Description of the task:
Every record must appear in the answer exactly as it stands.

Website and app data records
■ ■ ■ ■ ■

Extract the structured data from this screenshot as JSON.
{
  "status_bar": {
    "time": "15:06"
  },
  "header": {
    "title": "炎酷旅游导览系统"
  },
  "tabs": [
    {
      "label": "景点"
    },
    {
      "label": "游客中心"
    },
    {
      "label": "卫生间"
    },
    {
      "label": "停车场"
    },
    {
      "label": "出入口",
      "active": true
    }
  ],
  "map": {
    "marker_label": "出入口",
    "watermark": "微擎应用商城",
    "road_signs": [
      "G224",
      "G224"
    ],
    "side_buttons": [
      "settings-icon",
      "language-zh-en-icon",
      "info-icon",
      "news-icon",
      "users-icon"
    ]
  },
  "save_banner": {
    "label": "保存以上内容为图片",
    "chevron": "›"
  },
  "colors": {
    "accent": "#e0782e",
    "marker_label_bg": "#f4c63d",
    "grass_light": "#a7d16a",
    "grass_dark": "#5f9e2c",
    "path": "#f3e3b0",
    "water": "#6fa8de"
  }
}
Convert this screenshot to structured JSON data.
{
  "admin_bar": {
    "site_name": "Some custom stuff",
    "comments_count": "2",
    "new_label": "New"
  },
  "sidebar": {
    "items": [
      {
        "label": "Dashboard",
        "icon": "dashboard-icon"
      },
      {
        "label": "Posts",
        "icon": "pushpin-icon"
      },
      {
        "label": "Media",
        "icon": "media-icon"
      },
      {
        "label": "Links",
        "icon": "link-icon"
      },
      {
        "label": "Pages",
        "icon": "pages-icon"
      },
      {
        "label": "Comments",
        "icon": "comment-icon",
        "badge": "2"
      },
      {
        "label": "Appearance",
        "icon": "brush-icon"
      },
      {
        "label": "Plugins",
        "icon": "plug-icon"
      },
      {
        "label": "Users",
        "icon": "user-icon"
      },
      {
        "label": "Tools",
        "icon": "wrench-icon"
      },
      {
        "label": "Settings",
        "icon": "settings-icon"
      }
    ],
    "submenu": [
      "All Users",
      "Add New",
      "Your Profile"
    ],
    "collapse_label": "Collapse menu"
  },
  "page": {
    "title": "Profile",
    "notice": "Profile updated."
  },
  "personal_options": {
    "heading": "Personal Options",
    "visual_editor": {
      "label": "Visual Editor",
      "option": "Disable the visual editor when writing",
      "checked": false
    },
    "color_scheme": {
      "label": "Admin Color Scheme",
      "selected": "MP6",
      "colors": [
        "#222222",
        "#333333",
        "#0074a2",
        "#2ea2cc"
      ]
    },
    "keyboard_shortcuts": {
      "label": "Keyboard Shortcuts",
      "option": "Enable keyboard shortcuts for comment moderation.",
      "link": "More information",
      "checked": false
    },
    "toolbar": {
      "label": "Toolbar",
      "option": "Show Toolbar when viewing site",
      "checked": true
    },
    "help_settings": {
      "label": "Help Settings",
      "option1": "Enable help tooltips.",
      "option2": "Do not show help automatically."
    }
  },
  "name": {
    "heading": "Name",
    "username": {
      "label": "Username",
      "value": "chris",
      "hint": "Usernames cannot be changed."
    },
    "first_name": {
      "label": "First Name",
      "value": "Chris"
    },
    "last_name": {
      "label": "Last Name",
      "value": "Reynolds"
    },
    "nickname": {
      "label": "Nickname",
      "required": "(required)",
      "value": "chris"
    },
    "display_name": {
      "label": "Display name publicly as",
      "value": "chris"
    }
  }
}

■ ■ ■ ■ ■

Written response:
Extract the structured data from this screenshot as JSON.
{
  "status_bar": {
    "time": "15:06"
  },
  "header": {
    "title": "炎酷旅游导览系统"
  },
  "tabs": [
    {
      "label": "景点"
    },
    {
      "label": "游客中心"
    },
    {
      "label": "卫生间"
    },
    {
      "label": "停车场"
    },
    {
      "label": "出入口",
      "active": true
    }
  ],
  "map": {
    "marker_label": "出入口",
    "watermark": "微擎应用商城",
    "road_signs": [
      "G224",
      "G224"
    ],
    "side_buttons": [
      "settings-icon",
      "language-zh-en-icon",
      "info-icon",
      "news-icon",
      "users-icon"
    ]
  },
  "save_banner": {
    "label": "保存以上内容为图片",
    "chevron": "›"
  },
  "colors": {
    "accent": "#e0782e",
    "marker_label_bg": "#f4c63d",
    "grass_light": "#a7d16a",
    "grass_dark": "#5f9e2c",
    "path": "#f3e3b0",
    "water": "#6fa8de"
  }
}
Convert this screenshot to structured JSON data.
{
  "admin_bar": {
    "site_name": "Some custom stuff",
    "comments_count": "2",
    "new_label": "New"
  },
  "sidebar": {
    "items": [
      {
        "label": "Dashboard",
        "icon": "dashboard-icon"
      },
      {
        "label": "Posts",
        "icon": "pushpin-icon"
      },
      {
        "label": "Media",
        "icon": "media-icon"
      },
      {
        "label": "Links",
        "icon": "link-icon"
      },
      {
        "label": "Pages",
        "icon": "pages-icon"
      },
      {
        "label": "Comments",
        "icon": "comment-icon",
        "badge": "2"
      },
      {
        "label": "Appearance",
        "icon": "brush-icon"
      },
      {
        "label": "Plugins",
        "icon": "plug-icon"
      },
      {
        "label": "Users",
        "icon": "user-icon"
      },
      {
        "label": "Tools",
        "icon": "wrench-icon"
      },
      {
        "label": "Settings",
        "icon": "settings-icon"
      }
    ],
    "submenu": [
      "All Users",
      "Add New",
      "Your Profile"
    ],
    "collapse_label": "Collapse menu"
  },
  "page": {
    "title": "Profile",
    "notice": "Profile updated."
  },
  "personal_options": {
    "heading": "Personal Options",
    "visual_editor": {
      "label": "Visual Editor",
      "option": "Disable the visual editor when writing",
      "checked": false
    },
    "color_scheme": {
      "label": "Admin Color Scheme",
      "selected": "MP6",
      "colors": [
        "#222222",
        "#333333",
        "#0074a2",
        "#2ea2cc"
      ]
    },
    "keyboard_shortcuts": {
      "label": "Keyboard Shortcuts",
      "option": "Enable keyboard shortcuts for comment moderation.",
      "link": "More information",
      "checked": false
    },
    "toolbar": {
      "label": "Toolbar",
      "option": "Show Toolbar when viewing site",
      "checked": true
    },
    "help_settings": {
      "label": "Help Settings",
      "option1": "Enable help tooltips.",
      "option2": "Do not show help automatically."
    }
  },
  "name": {
    "heading": "Name",
    "username": {
      "label": "Username",
      "value": "chris",
      "hint": "Usernames cannot be changed."
    },
    "first_name": {
      "label": "First Name",
      "value": "Chris"
    },
    "last_name": {
      "label": "Last Name",
      "value": "Reynolds"
    },
    "nickname": {
      "label": "Nickname",
      "required": "(required)",
      "value": "chris"
    },
    "display_name": {
      "label": "Display name publicly as",
      "value": "chris"
    }
  }
}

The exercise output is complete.